Barack on books and "the role of stories to unify"

New York Times book critic Michiko Kakutani talks to Former US President Barack Obama on "the indispensable role that books have played during his presidency and throughout his life."

  1. In the final days of his presidency, Barack Obama, the 44th President of the United States, sat down for an interview with Kakutani to relate his passion for books and the transformative power of stories. Obama has promoted a reading list of former presidents, civil rights activists, and a sampling of diverse authors of fiction and non-fiction, and credits a daily practice of reading and writing that shapes and inspires his work. The former president says that reading has sustained him through dark and difficult times, and he believes that novels have the potential to make sense of today's biggest problems.
  2. "At a time when events move so quickly and so much information is transmitted, the ability to slow down and get perspective, along with the ability to get in somebody else’s shoes — those two things have been invaluable to me," said Obama. "Whether they’ve made me a better president, I can’t say. But what I can say is that they have allowed me to sort of maintain my balance during the course of eight years, because this is a place that comes at you hard and fast and doesn’t let up."
  3. To Obama, stories have potential to build empathy, unite people, and invite readers to experience different and diverse perspectives. He admires the work of fiction authors like Junot Díaz and Jhumpa Lahiri for their ability to relate a "very particular contemporary immigration experience” that communicate a "longing for this better place but also feeling displaced" - something Kakutani identifies as a common theme in American literature.
  4. "When so much of our politics is trying to manage this clash of cultures brought about by globalization and technology and migration, the role of stories to unify — as opposed to divide, to engage rather than to marginalize — is more important than ever."

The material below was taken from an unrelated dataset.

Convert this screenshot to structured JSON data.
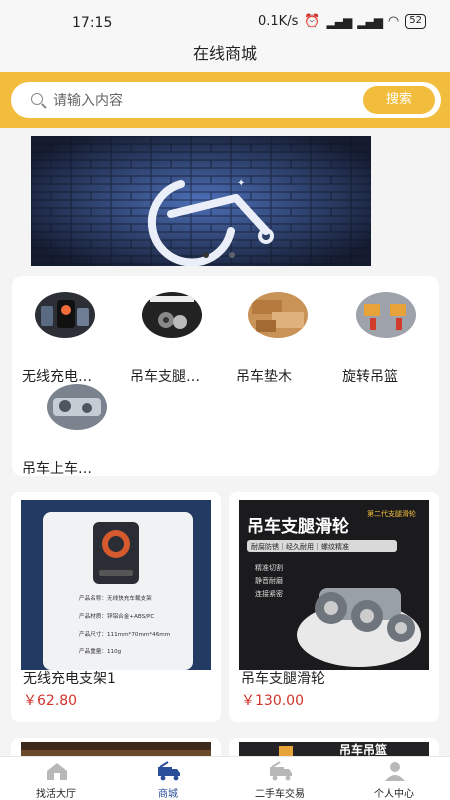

  5. Entertainment Weekly compiled all of the books he has recommended during his eight years in office - a long syllabus of his best-loved literature and authors, divided into categories like poetry collections, childhood classics, and all-time favorites.
  6. In his post-presidential years, Obama will continue his bookworm legacy by continuing to write memoirs that draw on the journals that he kept during his time in the White House. He also hopes to use his position to "widen the audience for good books" – and he's already started this commitment with his pledge to build the Barack Obama Presidential Library in Chicago's Jackson Park.
  7. "I think that what one of the jobs of political leaders going forward is, is to tell a better story about what binds us together as a people," says Obama. "And America is unique in having to stitch together all these disparate elements — we’re not one race, we’re not one tribe, folks didn’t all arrive here at the same time. What holds us together is an idea, and it’s a story about who we are and what’s important to us. And I want to make sure that we continue that."
  8. Obama Foundation Announces South Side as Home for Library